What is the best rep speed for strength?

When it comes to building strength, there's often a debate about the ideal rep speed. Should you perform your reps slowly and methodically, or should you aim for explosive, fast reps? In the world of velocity based training, faster is usually better for building strength, but there is a catch - fast doesn't necessarily mean fast readings in the Metric app, it's more about contextual velocity.

Fast Reps vs. Slow Reps - Contextual Velocity is Key

The truth is, there's no one-size-fits-all answer to the question of rep speed. The optimal speed for strength development depends on various factors, such as the specific exercise, your training goals, and your individual characteristics. However, one key concept to understand is contextual velocity.

Contextual velocity refers to the speed at which you perform your reps relative to your current strength level and the specific exercise you're doing.
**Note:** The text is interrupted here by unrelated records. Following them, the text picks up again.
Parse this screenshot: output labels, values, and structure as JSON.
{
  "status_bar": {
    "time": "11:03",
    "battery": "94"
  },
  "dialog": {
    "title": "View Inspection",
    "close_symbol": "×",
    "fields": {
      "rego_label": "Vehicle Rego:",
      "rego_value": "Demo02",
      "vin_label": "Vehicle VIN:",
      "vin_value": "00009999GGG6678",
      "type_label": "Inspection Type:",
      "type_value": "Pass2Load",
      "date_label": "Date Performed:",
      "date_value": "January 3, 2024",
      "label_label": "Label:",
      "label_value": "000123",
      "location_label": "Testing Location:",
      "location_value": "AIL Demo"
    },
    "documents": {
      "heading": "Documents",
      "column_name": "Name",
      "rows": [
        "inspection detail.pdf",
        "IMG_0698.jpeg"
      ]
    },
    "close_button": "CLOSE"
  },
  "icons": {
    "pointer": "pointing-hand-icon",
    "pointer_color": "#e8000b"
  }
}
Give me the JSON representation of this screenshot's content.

For example, a "fast" rep on a heavy deadlift might be significantly slower than a "fast" rep on a lighter bicep curl.

What is a Good Velocity to be Lifting At?

Rather than focusing on a specific rep speed, it's more important to track your velocity over time. Velocity is a great indicator of progress in strength and power, even if your top weight isn't changing.
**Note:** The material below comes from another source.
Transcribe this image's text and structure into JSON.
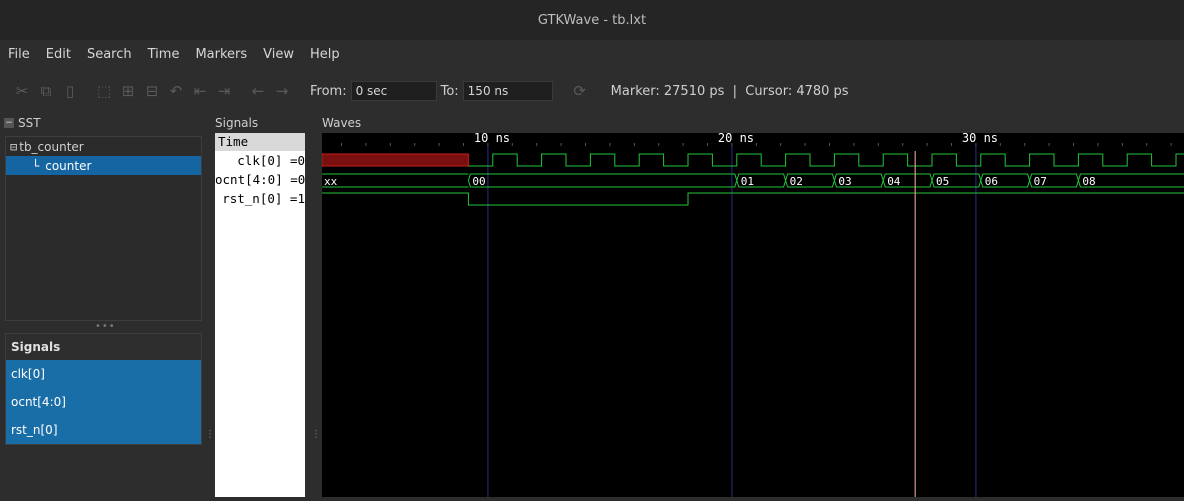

There's no perfect velocity to always be hitting. Instead, aim to consistently beat your own previous velocities. The easiest way to track this is by looking at your "compared to 6-week average" number. Your velocity should trend faster over the weeks, but it may dip lower on some days due to fatigue or low intent.
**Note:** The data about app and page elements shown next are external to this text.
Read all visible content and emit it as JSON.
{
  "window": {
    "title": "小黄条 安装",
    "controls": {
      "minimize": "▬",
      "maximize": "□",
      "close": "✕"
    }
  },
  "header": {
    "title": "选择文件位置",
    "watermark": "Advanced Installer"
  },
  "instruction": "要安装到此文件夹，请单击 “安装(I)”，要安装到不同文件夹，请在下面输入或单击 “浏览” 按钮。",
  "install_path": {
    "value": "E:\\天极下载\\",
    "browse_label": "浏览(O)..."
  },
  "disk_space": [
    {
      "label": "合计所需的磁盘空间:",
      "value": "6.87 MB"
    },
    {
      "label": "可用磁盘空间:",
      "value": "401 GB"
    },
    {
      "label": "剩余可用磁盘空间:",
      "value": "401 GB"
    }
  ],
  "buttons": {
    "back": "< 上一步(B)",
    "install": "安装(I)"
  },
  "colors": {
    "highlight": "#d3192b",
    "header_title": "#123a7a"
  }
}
Barbell velocity tracking with the Metric VBT app

One powerful tool for tracking velocity is the Metric VBT app. This app uses your smartphone's camera to track the barbell's movement and calculate velocity during your lifts. By monitoring your velocity over time, you can gain valuable insights into your progress and make data-driven adjustments to your training.

When to Do Slow Reps for Building Strength

Slow reps can be beneficial for building strength, particularly when you're focusing on technical proficiency and muscle activation. When you perform reps slowly, you have more time under tension, which can lead to greater muscle fiber recruitment and adaptations.

Slow reps are especially useful when learning a new movement pattern or working on weak points in your technique. By slowing down the rep speed, you can better focus on proper form and develop a strong mind-muscle connection.

Are Faster Reps Better for Building Strength?

While slow reps have their place - especially on the eccentric side of things, faster reps can also be highly effective for building strength. Explosive, fast reps help develop power, which is the ability to generate force quickly. Power is a critical component of athletic performance and can carry over to improved strength.

When performing fast reps, it's crucial to maintain proper form and technique. Focus on generating speed through the concentric (lifting) phase of the movement while controlling the eccentric (lowering) phase to avoid injury.

What is the Best Rep Speed for Strength?

For most barbell exercises, you probably want to be doing your working set reps below 0.65m/s. This velocity range is generally considered the "strength zone" and is associated with greater strength adaptations.

However, there are exceptions to the 0.65m/s rule. Conventional deadlifts, sumo deadlifts, and barbell bench press tend to move slower at all weights, regardless of strength levels, This is due to the nature of the movements and the short range of motion.

For these exercises, chasing a speed below 0.55m/s is more likely the tipping point for the strength zone.

There is no perfect barbell speed for building strength, instead aim for progress

The optimal speed depends on various factors, and it's essential to consider contextual velocity in your training. By tracking your velocity over time using a bar speed tracking app like Metric VBT, you can monitor your progress, make data-driven adjustments, and push your strength gains to new levels.

Ultimately, the best approach is to incorporate a variety of rep speeds and focus on consistently improving your own contextual velocities on all exercises and all weights over time.

Metric VBT for teams & coaches

Leverage the benefits of velocity tracking with your clients and athletes without the price tag. Easy to use, improve outcomes, increase retention, and save precious coaching time.